 Elizabeth Eckford, Little Rock HS

Xenophobia is a mental illness, most precisely, a psychological disorder. It is listed as such in The American Psychiatric Association’s Diagnostic and Statistical Manual of Mental Disorders, 5th edition (“DSM-V”).

Xenophobia consists of an Irrational Fear of persons or cultural characteristics that one perceives to be different than one’s own, that is, strange, foreign, or abnormal. Most fundamentally, Xenophobia is Fear of the Other.

Racism, sexism, and homophobia are forms of xenophobia.

The xenophobe is uncomfortable in the presence of the object of fear, and because the xenophobe wants to eliminate their discomfort by making the object of their irrational fear go away, that discomfort can be expressed as resentment, hatred, violence, and even genocide.
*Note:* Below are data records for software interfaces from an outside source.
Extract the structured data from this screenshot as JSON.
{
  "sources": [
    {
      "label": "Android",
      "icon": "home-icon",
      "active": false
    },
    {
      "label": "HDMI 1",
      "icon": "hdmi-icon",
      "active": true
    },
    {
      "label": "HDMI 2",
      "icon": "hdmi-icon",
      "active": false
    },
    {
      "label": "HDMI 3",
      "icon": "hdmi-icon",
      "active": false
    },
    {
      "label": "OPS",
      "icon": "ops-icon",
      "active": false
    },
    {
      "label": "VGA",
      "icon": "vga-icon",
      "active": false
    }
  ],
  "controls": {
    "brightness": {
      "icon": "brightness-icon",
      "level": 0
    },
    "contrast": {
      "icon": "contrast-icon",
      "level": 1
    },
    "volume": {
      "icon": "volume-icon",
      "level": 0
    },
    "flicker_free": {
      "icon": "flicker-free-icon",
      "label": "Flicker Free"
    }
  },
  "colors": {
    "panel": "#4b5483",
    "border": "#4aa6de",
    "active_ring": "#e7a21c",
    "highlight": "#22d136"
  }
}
Remember, however, that the fear is irrational. It is not caused by what the xenophobe is afraid of, but by the xenophobe’s own irrational reaction.   Accordingly, the xenophobe can trigger the discomfort, and violence, simply by thinking of the object of their fear. Furthermore, the xenophobe can be easily manipulated by lies and propaganda about the Other.

Xenophobia is treated with Exposure Conditioning, which consists of becoming engaged with the object of fear until the irrational fear is replaced by realistic understanding.   Usually,  xenophobes just need to spend some time with whatever it is they are irrational about, and they will get over it.  The exposure conditioning can happen in the natural order of things too, outside of a clinical setting. Therefore a diverse environment will have fewer instances of xenophobia than an homogeneous one, because any xenophobia that arises will more likely naturally dissipate.

This is a companion piece to The Little Boy Raised by Gay People.